“Moderation is a fatal thing. Nothing succeeds like excess.” If Oscar Wilde was right about that, then perhaps this year’s River Run will have been the most dangerous yet. This year, the “supposed tradition that involves drinking a lot of alcohol in the courtyard of the Houses along the Charles River” (to quote the email sent to freshmen by the office of Dean Thomas A. Dingman ’67) featured police cars guarding the exits to the Yard and the entrances to upperclass houses. Freshmen reported having their swipe access to upperclass houses deactivated. Boat-burning was verboten. Some students went so far as to perform the annual “ritual” a day in advance to avoid administrative sanctions.

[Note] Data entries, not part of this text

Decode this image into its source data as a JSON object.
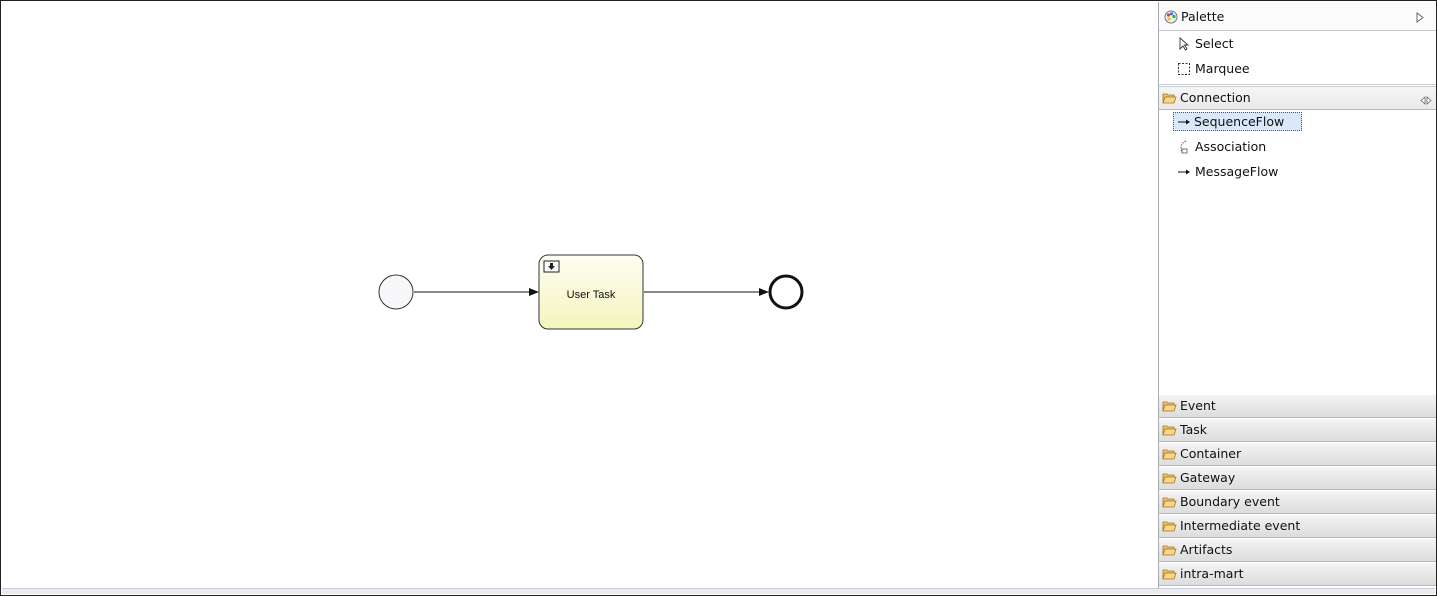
{
  "diagram": {
    "nodes": [
      {
        "kind": "start-event"
      },
      {
        "kind": "user-task",
        "label": "User Task"
      },
      {
        "kind": "end-event"
      }
    ],
    "flows": [
      {
        "from": "start-event",
        "to": "user-task"
      },
      {
        "from": "user-task",
        "to": "end-event"
      }
    ],
    "colors": {
      "task_fill_top": "#fdfdf0",
      "task_fill_bottom": "#f5f5bd",
      "start_fill": "#f7f7fa",
      "stroke": "#111111"
    }
  },
  "palette": {
    "title": "Palette",
    "title_icon": "palette-icon",
    "collapse_icon": "triangle-right-icon",
    "tools": [
      {
        "label": "Select",
        "icon": "arrow-cursor-icon"
      },
      {
        "label": "Marquee",
        "icon": "marquee-icon"
      }
    ],
    "open_drawer": {
      "label": "Connection",
      "icon": "folder-open-icon",
      "pin_icon": "pin-icon",
      "items": [
        {
          "label": "SequenceFlow",
          "icon": "arrow-right-icon",
          "selected": true
        },
        {
          "label": "Association",
          "icon": "association-icon",
          "selected": false
        },
        {
          "label": "MessageFlow",
          "icon": "arrow-right-icon",
          "selected": false
        }
      ]
    },
    "drawers": [
      {
        "label": "Event"
      },
      {
        "label": "Task"
      },
      {
        "label": "Container"
      },
      {
        "label": "Gateway"
      },
      {
        "label": "Boundary event"
      },
      {
        "label": "Intermediate event"
      },
      {
        "label": "Artifacts"
      },
      {
        "label": "intra-mart"
      }
    ],
    "colors": {
      "selected_bg": "#dbe8f9",
      "selected_border": "#2a57a6",
      "folder": "#e8a33c"
    }
  }
}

But what’s wrong with excessive, sometimes dangerous alcohol consumption? We are young. As a 21-year-old, I know for a fact that I am invincible. Every day, on my way to class, I jump out of two planes and yell rude things at heavily armed strangers. I only sleep on Wednesdays. Once I gave myself consumption just to see what the fuss was about. That’s what youth is for.
So why all the uproar over excessive alcohol consumption? Certainly there are medical risks. But if it weren’t for the alcohol poisoning, who would visit UHS? I recently checked in with an intense, stabbing earache and by the time I was called out of the waiting room to be seen, my biggest problem was old age.
Admittedly, alcohol destroys brain cells. But what do we need those brain cells for? Class? Dating? Both are largely restricted to a few physics concentrators whom you can see linking arms as they stroll towards the Science Center. I suppose we could use them to write the Great American Novel, but Hemingway seems to have had no problem doing that, and he drank like a fish who was trying to give itself liver failure.
Then again, I suppose we should be worrying about the future. What if we want to run for president? Actually, come to think of it, if there’s one legacy Barack Obama has left America, it’s that it’s okay to experiment with illegal, dangerous substances—as long as you write an eloquent memoir about it afterwards.
Besides, regardless of what Harvard would have us believe, excessive drinking is not the exclusive province of the class of 2013. It goes back at least until the 1920s. The last words of the poet Dylan Thomas were, “I’ve had eighteen straight whiskies. I think that’s the record.”
And of course the train continues. Drinking pervades Shakespeare—Falstaff, Sir Toby Belch, among others. There’s even a character who blacks out; in “Othello,” Cassio acknowledges that, “I remember a mass of things, but nothing distinctly; a quarrel, but nothing wherefore.” Admittedly, after this, he loses his job and his reputation, but—considering that everyone else in the play is murdered, arrested, commits suicide, or was a minor character to begin with—he comes out of it rather well.
But many of history’s dipsomaniacs were geniuses. Winston Churchill—another famous drinker who once proclaimed that “I have taken more out of alcohol than it has taken out of me”—was often extremely rude to his servants. “Yes,” he replied when confronted, “but I am a great man.” Can we use the same excuse? Recently, I tried to rewrite “The Great Gatsby” by replacing all the characters with cats, but I only got about three pages into Catsby’s doomed love before my left eye began twitching uncontrollably and I had to lie down. Maybe we’re not quite there yet. Until that day comes, do we have license to drink like Fitzgerald? Or are we going too far?
That seems to be the worry when it comes to the class of 2013, with their unprecedentedly high number of alcohol-related hospitalizations. But how to monitor this sort of thing?
“Dost thou think, because thou art virtuous, there shall be no more cakes and ale?” So inquires Sir Toby Belch of the teetotaling steward Malvolio in Shakespeare’s “Twelfth Night.” As Sir Toby realized, people will find ways to quench their thirsts, with or without official approval. If freshmen want to run around the river burning boats and taking shots, even police presence will only go so far to stop them. People have to want to drink in moderation. Some are born moderate, some achieve moderation, and some have moderation thrust upon them. For the class of 2013, it has been mostly the latter.
Of course, DAPA informs me that four-fifths of Harvard students only drink three to five shots one-eighth of the time, or something like that. Unfortunately, I only respond to peer pressure when I can figure out the fractions involved or when it is yelling at me to drink mead from a vat. Perhaps Harvard should distribute water bottles with slogans that speak more to student concerns, with things like: “If you suddenly think that your childhood was intensely interesting and feel an irresistible urge to tell people about it, stop drinking,” or “Never take advice from someone drunker than you,” or, “If you feel compelled to explain to people that you’re still in full possession of your faculties, you no longer are.”
Alexandra A. Petri ’10 is an English concentrator in Eliot House. Her column appears on alternate Fridays.